Sometimes the most entrenched forms of prejudice can be the hardest to see and articulate. So it is with the latest drama written by Duncan Kidd, Being A Dad, performed by the Strange Town company at this year’s Just Festival and developed in association with the Fathers Network Scotland. By shedding light on the ways in which both institutions and individuals can often treat dads as the “other” identity in the parenting relationship, differentiated from the naturalness and social correctness of motherhood, Kidd and the young cast deliver a simplistic yet powerful performance with a message that refuses to be ignored.

Being a Dad is a brief, fragmented pastiche of modern paternity, moving through several distinct scenarios that each serve to highlight aspects of fatherhood as is it experienced today. Over the course of an hour, a lot of ground is covered – gay fathers, teenage fathers, absent fathers, single fathers – and many familiar paternal archetypes are deconstructed in the process. Far from being the stoical, undemonstrative breadwinners of old, this dramatisation presents fatherhood as an identity that is increasingly variegated, fluid and complex.

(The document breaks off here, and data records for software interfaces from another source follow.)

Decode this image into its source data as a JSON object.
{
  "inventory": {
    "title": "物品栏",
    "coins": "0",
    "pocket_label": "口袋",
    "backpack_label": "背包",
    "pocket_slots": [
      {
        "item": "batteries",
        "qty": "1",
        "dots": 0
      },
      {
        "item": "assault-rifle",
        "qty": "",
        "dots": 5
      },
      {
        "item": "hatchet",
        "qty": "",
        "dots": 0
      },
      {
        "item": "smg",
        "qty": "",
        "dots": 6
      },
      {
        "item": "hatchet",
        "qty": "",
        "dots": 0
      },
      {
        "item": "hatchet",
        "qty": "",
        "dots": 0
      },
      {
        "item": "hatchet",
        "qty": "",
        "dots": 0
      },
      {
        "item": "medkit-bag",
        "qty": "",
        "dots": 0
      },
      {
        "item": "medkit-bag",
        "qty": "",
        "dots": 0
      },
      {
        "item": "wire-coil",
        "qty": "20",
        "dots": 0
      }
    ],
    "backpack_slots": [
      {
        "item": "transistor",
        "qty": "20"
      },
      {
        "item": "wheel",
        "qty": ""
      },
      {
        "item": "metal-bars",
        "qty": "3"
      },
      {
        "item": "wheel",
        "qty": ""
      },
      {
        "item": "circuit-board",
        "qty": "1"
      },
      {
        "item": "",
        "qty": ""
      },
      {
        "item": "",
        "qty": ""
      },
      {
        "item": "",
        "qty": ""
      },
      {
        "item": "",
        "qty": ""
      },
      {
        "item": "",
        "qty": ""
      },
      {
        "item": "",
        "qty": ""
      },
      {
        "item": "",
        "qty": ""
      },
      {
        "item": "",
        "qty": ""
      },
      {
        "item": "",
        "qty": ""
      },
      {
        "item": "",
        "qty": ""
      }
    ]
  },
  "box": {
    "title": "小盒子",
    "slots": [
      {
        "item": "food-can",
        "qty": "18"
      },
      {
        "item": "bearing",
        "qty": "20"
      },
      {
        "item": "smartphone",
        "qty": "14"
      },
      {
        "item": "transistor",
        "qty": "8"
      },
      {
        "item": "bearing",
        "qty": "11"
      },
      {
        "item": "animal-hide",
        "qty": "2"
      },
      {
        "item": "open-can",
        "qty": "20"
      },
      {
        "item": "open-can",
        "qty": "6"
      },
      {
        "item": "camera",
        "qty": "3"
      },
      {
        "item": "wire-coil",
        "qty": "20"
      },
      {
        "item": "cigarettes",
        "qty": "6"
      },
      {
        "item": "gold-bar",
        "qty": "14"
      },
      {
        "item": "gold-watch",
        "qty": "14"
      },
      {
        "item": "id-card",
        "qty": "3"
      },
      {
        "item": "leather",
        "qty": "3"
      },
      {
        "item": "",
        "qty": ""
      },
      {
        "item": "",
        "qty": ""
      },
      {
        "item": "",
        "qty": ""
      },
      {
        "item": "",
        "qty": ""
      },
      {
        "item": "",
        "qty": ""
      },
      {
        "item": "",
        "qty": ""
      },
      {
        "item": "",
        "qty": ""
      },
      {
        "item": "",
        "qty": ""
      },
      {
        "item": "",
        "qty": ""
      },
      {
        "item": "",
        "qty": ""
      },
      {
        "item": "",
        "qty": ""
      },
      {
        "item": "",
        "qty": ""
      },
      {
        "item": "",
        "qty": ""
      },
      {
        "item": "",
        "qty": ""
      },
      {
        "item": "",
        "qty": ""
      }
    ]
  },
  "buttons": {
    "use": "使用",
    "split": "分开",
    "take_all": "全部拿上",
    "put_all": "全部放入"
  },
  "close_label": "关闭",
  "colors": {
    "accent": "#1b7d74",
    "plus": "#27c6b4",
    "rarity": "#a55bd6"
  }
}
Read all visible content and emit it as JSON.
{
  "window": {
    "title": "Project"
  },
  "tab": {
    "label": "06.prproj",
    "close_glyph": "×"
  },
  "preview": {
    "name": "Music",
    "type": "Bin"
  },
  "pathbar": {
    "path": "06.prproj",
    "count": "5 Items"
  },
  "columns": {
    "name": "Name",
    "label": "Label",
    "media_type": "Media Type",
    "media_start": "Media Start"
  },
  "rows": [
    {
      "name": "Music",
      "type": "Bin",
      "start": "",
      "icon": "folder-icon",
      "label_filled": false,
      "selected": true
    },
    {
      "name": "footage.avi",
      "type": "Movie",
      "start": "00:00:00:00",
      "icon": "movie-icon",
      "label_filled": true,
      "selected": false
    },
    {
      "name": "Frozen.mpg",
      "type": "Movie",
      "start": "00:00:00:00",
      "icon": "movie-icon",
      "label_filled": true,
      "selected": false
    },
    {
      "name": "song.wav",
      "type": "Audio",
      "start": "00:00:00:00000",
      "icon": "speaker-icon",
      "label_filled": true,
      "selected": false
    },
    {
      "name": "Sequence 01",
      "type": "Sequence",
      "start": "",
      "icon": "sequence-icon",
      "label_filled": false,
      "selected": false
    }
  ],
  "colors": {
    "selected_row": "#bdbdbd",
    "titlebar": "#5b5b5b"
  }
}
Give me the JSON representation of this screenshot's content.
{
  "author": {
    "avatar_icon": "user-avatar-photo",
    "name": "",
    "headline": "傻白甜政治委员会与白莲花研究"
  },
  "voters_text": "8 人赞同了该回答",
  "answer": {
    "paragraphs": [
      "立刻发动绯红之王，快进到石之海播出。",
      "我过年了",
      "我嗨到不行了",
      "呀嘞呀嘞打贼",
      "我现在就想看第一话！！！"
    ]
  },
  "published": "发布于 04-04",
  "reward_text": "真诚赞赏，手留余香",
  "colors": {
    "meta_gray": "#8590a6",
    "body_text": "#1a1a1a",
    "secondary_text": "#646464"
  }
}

Providing continuity between the several narrative switches is a central journey taken by a police officer and a young inmate handcuffed together in a police van crawling through a city. The purpose of their journey is at first unclear, until at last it is revealed that the young inmate is about to go through one of the most important rites of fatherhood of them all. Through monologues and conversations, these two young fathers – in some respects social opposites, institutional enemies – are nevertheless united in their love for their children and their overriding, inescapable social identities as fathers.

The play utilises short scenes, rapid changes and sparse context; and at times can be hard to keep up with. However, the strength of the performances, the simplicity of the staging and the directness of the language combine to unite the different narrative threads effectively and with purpose. By the conclusion, a sense of social authenticity is created from the mosaic, so much so that you might feel like you have spent the past hour peering into living rooms and walking around street corners.

Being a Dad further prioritises the details over grander story arcs or fully-realised characterisation. This works on multiple levels, both conveying some of the messiness and daily desperation inherent to the parenting process; and demonstrating how the experience of being a dad can sometimes be best encapsulated in the smallest of things, whether the tininess of baby shoes, the vulnerability of singing a song or reading a story, the patronising glare of a nurse or acquaintance. At the more critical end, it arguably reflects the shallower legal and social recognition bestowed upon fatherhood in comparison to motherhood: it is hard to deny that paternal identities continue to be marginalised, with stay-at-home dads regularly seen as somehow emasculated and single fathers as suspicious.

Being a Dad, unsurprisingly for a piece of campaign theatre, is primarily designed to get the public engaged with the issues and, to this end, audience members are actively encouraged to share their thoughts with the researchers, cast and crew. However, there is enough humour and humane observation contained within it to save it from being overly instructive. And at a time of heightened social pressure in which one of the dominant discourses to have emerged focuses on a perceived “crisis of masculinity”, its overall messages deserve to be taken seriously.

And what are these messages? That being a dad is difficult and fundamental and crucial. That the unpacking of gender binaries will reinterpret masculinity at least as much as femininity. And that there are as many types of father as there are fathers in the world; and a dad is therefore never just one thing or the other.